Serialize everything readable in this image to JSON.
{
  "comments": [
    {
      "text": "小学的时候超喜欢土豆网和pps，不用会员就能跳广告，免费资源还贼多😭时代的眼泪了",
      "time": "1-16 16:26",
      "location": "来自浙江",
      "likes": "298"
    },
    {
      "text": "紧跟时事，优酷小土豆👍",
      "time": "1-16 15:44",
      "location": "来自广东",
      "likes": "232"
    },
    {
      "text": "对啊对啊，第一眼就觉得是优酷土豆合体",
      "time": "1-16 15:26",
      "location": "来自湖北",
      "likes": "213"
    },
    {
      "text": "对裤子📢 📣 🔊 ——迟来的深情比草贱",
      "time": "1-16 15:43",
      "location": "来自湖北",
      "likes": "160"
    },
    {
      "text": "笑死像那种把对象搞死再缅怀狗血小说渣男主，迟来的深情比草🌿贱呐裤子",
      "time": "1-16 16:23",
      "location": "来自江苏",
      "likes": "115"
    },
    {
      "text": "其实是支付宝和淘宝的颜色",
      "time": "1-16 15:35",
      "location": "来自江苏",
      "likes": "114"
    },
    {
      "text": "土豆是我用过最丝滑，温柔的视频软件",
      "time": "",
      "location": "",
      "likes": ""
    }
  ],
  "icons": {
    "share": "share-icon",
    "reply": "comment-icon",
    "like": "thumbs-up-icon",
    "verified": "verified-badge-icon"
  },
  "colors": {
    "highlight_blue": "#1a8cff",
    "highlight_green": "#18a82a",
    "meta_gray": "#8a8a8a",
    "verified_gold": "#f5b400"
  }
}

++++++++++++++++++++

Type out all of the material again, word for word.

Serialize everything readable in this image to JSON.
{
  "comments": [
    {
      "text": "小学的时候超喜欢土豆网和pps，不用会员就能跳广告，免费资源还贼多😭时代的眼泪了",
      "time": "1-16 16:26",
      "location": "来自浙江",
      "likes": "298"
    },
    {
      "text": "紧跟时事，优酷小土豆👍",
      "time": "1-16 15:44",
      "location": "来自广东",
      "likes": "232"
    },
    {
      "text": "对啊对啊，第一眼就觉得是优酷土豆合体",
      "time": "1-16 15:26",
      "location": "来自湖北",
      "likes": "213"
    },
    {
      "text": "对裤子📢 📣 🔊 ——迟来的深情比草贱",
      "time": "1-16 15:43",
      "location": "来自湖北",
      "likes": "160"
    },
    {
      "text": "笑死像那种把对象搞死再缅怀狗血小说渣男主，迟来的深情比草🌿贱呐裤子",
      "time": "1-16 16:23",
      "location": "来自江苏",
      "likes": "115"
    },
    {
      "text": "其实是支付宝和淘宝的颜色",
      "time": "1-16 15:35",
      "location": "来自江苏",
      "likes": "114"
    },
    {
      "text": "土豆是我用过最丝滑，温柔的视频软件",
      "time": "",
      "location": "",
      "likes": ""
    }
  ],
  "icons": {
    "share": "share-icon",
    "reply": "comment-icon",
    "like": "thumbs-up-icon",
    "verified": "verified-badge-icon"
  },
  "colors": {
    "highlight_blue": "#1a8cff",
    "highlight_green": "#18a82a",
    "meta_gray": "#8a8a8a",
    "verified_gold": "#f5b400"
  }
}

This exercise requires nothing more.